• _The problem_
Using the data below, copy each line that includes the word "arrow".
--- START ---
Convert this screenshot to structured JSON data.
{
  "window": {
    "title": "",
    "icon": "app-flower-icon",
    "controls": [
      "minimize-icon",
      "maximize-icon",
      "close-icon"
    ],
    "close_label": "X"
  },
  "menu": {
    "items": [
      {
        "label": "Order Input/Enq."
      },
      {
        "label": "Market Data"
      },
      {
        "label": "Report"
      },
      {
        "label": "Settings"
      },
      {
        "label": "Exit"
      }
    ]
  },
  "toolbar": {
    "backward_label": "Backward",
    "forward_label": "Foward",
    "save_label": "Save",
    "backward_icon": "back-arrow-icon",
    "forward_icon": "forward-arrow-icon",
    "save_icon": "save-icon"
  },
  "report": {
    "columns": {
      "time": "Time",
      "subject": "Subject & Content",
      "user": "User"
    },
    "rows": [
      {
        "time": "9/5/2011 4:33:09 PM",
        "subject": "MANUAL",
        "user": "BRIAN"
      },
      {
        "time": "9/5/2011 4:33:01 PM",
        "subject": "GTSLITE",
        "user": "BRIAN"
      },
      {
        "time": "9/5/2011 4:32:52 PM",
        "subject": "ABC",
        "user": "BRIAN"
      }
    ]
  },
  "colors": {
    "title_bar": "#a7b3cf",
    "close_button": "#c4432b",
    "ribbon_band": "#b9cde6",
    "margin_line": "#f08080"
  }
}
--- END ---
• _Result of this exercise_
    "backward_icon": "back-arrow-icon",
    "forward_icon": "forward-arrow-icon",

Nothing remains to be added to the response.